__Data to process__
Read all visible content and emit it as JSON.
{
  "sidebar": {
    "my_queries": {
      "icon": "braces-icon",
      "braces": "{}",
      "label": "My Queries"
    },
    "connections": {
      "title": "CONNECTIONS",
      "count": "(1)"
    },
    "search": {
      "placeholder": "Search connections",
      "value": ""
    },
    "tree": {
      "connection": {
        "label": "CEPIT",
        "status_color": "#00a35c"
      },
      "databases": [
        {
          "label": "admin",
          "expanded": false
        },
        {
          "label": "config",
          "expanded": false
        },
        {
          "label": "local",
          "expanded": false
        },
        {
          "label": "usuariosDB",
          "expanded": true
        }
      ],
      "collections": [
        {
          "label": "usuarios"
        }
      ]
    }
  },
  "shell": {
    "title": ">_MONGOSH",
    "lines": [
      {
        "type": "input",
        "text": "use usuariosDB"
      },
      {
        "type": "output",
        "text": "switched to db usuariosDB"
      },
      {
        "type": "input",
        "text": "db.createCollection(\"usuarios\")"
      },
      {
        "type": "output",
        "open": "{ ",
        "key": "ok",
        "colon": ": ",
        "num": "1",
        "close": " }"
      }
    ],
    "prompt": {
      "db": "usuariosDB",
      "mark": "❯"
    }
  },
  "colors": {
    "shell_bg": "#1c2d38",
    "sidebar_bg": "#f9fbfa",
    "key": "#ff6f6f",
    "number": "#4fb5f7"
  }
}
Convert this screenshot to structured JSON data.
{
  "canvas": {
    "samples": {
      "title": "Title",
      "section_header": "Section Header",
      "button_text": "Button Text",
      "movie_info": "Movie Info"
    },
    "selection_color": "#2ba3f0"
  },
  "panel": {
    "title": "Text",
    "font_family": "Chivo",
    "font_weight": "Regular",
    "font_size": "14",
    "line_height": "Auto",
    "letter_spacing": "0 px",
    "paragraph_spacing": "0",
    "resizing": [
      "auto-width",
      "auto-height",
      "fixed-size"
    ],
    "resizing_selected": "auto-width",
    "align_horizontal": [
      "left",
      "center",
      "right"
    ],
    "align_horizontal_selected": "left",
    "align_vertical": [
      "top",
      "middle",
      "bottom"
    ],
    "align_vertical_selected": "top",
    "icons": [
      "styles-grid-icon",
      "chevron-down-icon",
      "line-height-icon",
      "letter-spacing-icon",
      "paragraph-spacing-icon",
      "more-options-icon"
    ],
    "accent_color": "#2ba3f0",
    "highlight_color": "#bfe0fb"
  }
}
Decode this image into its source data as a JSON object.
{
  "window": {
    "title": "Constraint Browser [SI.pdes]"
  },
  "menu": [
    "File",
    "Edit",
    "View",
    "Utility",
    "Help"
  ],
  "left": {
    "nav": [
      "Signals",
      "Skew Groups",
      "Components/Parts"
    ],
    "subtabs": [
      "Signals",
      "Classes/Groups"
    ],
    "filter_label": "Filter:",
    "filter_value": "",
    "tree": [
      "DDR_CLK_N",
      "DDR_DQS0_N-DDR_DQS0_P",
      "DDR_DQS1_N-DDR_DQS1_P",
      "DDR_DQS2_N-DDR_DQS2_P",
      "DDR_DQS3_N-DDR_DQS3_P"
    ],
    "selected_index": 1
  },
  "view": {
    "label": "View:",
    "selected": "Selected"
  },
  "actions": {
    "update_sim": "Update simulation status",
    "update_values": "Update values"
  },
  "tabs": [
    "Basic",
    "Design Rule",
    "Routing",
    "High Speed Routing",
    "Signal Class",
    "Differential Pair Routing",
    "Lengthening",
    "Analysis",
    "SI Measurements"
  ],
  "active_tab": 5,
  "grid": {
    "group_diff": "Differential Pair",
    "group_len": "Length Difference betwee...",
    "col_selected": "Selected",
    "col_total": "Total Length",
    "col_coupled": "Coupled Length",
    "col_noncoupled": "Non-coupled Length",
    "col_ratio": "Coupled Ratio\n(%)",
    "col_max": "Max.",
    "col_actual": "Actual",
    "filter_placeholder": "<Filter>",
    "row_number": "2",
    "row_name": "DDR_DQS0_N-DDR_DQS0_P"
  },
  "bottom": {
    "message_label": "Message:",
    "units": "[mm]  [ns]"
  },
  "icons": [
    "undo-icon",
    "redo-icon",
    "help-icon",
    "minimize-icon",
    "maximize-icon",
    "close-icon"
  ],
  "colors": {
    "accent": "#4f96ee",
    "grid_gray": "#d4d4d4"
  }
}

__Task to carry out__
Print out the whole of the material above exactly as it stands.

__Response__
Read all visible content and emit it as JSON.
{
  "sidebar": {
    "my_queries": {
      "icon": "braces-icon",
      "braces": "{}",
      "label": "My Queries"
    },
    "connections": {
      "title": "CONNECTIONS",
      "count": "(1)"
    },
    "search": {
      "placeholder": "Search connections",
      "value": ""
    },
    "tree": {
      "connection": {
        "label": "CEPIT",
        "status_color": "#00a35c"
      },
      "databases": [
        {
          "label": "admin",
          "expanded": false
        },
        {
          "label": "config",
          "expanded": false
        },
        {
          "label": "local",
          "expanded": false
        },
        {
          "label": "usuariosDB",
          "expanded": true
        }
      ],
      "collections": [
        {
          "label": "usuarios"
        }
      ]
    }
  },
  "shell": {
    "title": ">_MONGOSH",
    "lines": [
      {
        "type": "input",
        "text": "use usuariosDB"
      },
      {
        "type": "output",
        "text": "switched to db usuariosDB"
      },
      {
        "type": "input",
        "text": "db.createCollection(\"usuarios\")"
      },
      {
        "type": "output",
        "open": "{ ",
        "key": "ok",
        "colon": ": ",
        "num": "1",
        "close": " }"
      }
    ],
    "prompt": {
      "db": "usuariosDB",
      "mark": "❯"
    }
  },
  "colors": {
    "shell_bg": "#1c2d38",
    "sidebar_bg": "#f9fbfa",
    "key": "#ff6f6f",
    "number": "#4fb5f7"
  }
}
Convert this screenshot to structured JSON data.
{
  "canvas": {
    "samples": {
      "title": "Title",
      "section_header": "Section Header",
      "button_text": "Button Text",
      "movie_info": "Movie Info"
    },
    "selection_color": "#2ba3f0"
  },
  "panel": {
    "title": "Text",
    "font_family": "Chivo",
    "font_weight": "Regular",
    "font_size": "14",
    "line_height": "Auto",
    "letter_spacing": "0 px",
    "paragraph_spacing": "0",
    "resizing": [
      "auto-width",
      "auto-height",
      "fixed-size"
    ],
    "resizing_selected": "auto-width",
    "align_horizontal": [
      "left",
      "center",
      "right"
    ],
    "align_horizontal_selected": "left",
    "align_vertical": [
      "top",
      "middle",
      "bottom"
    ],
    "align_vertical_selected": "top",
    "icons": [
      "styles-grid-icon",
      "chevron-down-icon",
      "line-height-icon",
      "letter-spacing-icon",
      "paragraph-spacing-icon",
      "more-options-icon"
    ],
    "accent_color": "#2ba3f0",
    "highlight_color": "#bfe0fb"
  }
}
Decode this image into its source data as a JSON object.
{
  "window": {
    "title": "Constraint Browser [SI.pdes]"
  },
  "menu": [
    "File",
    "Edit",
    "View",
    "Utility",
    "Help"
  ],
  "left": {
    "nav": [
      "Signals",
      "Skew Groups",
      "Components/Parts"
    ],
    "subtabs": [
      "Signals",
      "Classes/Groups"
    ],
    "filter_label": "Filter:",
    "filter_value": "",
    "tree": [
      "DDR_CLK_N",
      "DDR_DQS0_N-DDR_DQS0_P",
      "DDR_DQS1_N-DDR_DQS1_P",
      "DDR_DQS2_N-DDR_DQS2_P",
      "DDR_DQS3_N-DDR_DQS3_P"
    ],
    "selected_index": 1
  },
  "view": {
    "label": "View:",
    "selected": "Selected"
  },
  "actions": {
    "update_sim": "Update simulation status",
    "update_values": "Update values"
  },
  "tabs": [
    "Basic",
    "Design Rule",
    "Routing",
    "High Speed Routing",
    "Signal Class",
    "Differential Pair Routing",
    "Lengthening",
    "Analysis",
    "SI Measurements"
  ],
  "active_tab": 5,
  "grid": {
    "group_diff": "Differential Pair",
    "group_len": "Length Difference betwee...",
    "col_selected": "Selected",
    "col_total": "Total Length",
    "col_coupled": "Coupled Length",
    "col_noncoupled": "Non-coupled Length",
    "col_ratio": "Coupled Ratio\n(%)",
    "col_max": "Max.",
    "col_actual": "Actual",
    "filter_placeholder": "<Filter>",
    "row_number": "2",
    "row_name": "DDR_DQS0_N-DDR_DQS0_P"
  },
  "bottom": {
    "message_label": "Message:",
    "units": "[mm]  [ns]"
  },
  "icons": [
    "undo-icon",
    "redo-icon",
    "help-icon",
    "minimize-icon",
    "maximize-icon",
    "close-icon"
  ],
  "colors": {
    "accent": "#4f96ee",
    "grid_gray": "#d4d4d4"
  }
}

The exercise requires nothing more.